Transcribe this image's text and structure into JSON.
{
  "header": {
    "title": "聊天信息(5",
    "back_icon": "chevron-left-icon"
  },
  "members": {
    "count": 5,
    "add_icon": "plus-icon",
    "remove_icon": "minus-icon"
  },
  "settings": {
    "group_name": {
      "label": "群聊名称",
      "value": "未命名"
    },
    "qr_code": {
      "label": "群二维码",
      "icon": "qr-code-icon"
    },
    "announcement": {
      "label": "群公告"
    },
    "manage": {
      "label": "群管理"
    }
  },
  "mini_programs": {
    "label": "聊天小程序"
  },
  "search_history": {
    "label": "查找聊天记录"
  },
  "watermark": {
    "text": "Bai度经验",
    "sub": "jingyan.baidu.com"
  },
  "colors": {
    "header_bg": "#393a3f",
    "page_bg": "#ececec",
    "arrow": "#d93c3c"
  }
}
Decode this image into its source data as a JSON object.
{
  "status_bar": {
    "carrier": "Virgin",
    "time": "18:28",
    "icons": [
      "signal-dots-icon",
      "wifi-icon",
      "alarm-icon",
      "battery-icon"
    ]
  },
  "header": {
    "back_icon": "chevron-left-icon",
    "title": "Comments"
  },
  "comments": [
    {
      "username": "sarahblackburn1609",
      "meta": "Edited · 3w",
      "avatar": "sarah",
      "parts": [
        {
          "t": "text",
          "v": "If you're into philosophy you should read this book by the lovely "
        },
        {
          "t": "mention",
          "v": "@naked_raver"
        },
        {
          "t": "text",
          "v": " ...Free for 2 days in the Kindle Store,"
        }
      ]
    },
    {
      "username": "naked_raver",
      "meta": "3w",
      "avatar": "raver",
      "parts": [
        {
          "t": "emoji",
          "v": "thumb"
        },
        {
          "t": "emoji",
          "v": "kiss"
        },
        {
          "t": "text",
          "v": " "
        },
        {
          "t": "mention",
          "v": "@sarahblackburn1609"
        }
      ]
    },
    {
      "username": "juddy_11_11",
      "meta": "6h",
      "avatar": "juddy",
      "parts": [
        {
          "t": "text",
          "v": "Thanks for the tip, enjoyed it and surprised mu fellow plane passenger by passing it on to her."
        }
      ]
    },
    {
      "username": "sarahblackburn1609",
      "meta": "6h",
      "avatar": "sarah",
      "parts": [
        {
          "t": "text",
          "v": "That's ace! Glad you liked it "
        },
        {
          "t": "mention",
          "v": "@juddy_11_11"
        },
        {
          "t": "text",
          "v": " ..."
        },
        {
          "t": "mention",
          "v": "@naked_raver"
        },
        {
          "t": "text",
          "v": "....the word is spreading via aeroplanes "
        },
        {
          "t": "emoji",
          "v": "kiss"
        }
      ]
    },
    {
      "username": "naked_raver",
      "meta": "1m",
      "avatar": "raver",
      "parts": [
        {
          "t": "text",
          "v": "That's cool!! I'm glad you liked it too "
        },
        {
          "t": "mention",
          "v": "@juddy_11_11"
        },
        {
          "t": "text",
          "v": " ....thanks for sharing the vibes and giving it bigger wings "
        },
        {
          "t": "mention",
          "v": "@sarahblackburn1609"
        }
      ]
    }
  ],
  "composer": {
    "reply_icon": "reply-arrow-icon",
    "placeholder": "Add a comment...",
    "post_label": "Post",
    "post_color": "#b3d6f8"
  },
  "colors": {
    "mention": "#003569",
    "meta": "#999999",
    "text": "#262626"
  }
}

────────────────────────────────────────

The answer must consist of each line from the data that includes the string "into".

Transcribe this image's text and structure into JSON.
Decode this image into its source data as a JSON object.
          "v": "If you're into philosophy you should read this book by the lovely "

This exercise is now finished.